Gone are the days that a therapist wouldn't help someone with suicidal thoughts until they got sober, Phelps said. They'd rather treat the person and aim to get them to a more stable point where they can also tackle their addiction, she said.


Although he was a fairly happy high school student, Mathew Kayser struggled with depression the last year or two of his life.

Cody, too, started slipping away, his mom wrote in an essay about her oldest son. He was working a job he loved, but he was miserable with the people he worked with, so he quit. He took a job indoors, and it didn't help the depression he was feeling. He wasn't eating or sleeping like he should.

Mathew's mom described his depression as a sickness in his brain, one that wouldn't allow him to love himself. Her sister - his aunt - described it as being like a thick glass wall between Mathew and the many people who loved him. They tried to get in and he tried to get out, but the glass was too thick.

Phelps said one symptom of depression is the inability to see one's worth, the good in life.

"Instead of rose-colored glasses, you have gray glasses," she said. "You can't see the good in the universe, and you particularly can't see the good in yourself. People's perceptions can become very skewed."

Although Mathew sought treatment, he didn't feel he was connecting with the therapist, so he quit going. Always the thinker, he tried to solve his problems on his own.

Stigma about mental illness is also part of the problem. Marie Kayser thinks that's part of what kept Mathew from breaking through that thick wall.

"Fear of being labeled, fear of not feeling 'fixable,' and fear of losing opportunities and dreams, because of the stigma put on a mental illness," she said. "My hope is that society is able to see that something needs to change."

Seek help

If someone is not comfortable talking about their thoughts or feelings, then they can access TXT4Life by texting the word "LIFE" to 61222 and start a conversation via text, something many young people in today's world find easier.

The phone number for the National Suicide Prevention Lifeline at 800-273-TALK (8255).

The Birch Tree Center operates a mobile crisis line at 844-772-4724. There is a mobile crisis team available to serve anyone in Carlton County who is in crisis. They can meet people at home, or even at a coffee shop, if needed.
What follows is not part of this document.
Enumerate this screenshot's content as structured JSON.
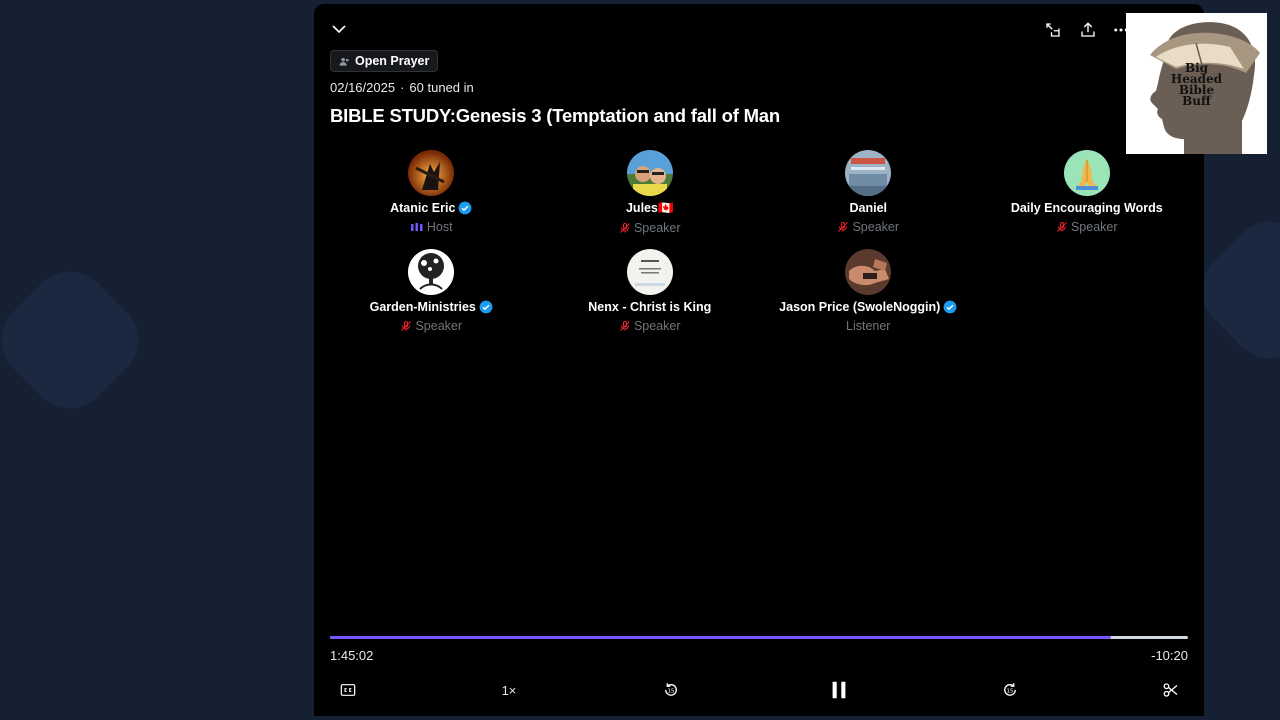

HDC always keeps at least one crisis appointment open every day, so call 218-879-4559 for the Cloquet office.

Even calling 911 is fine.

Don't worry about getting an appointment with a counselor if a friend or family member is suicidal or in crisis, Phelps said. They will be able to jump to the front of the hypothetical queue.

"We don't just say, 'That's nice, thank you very much. See you in six weeks,'" she said. "What happens after that call is based on what the individual's situation may be."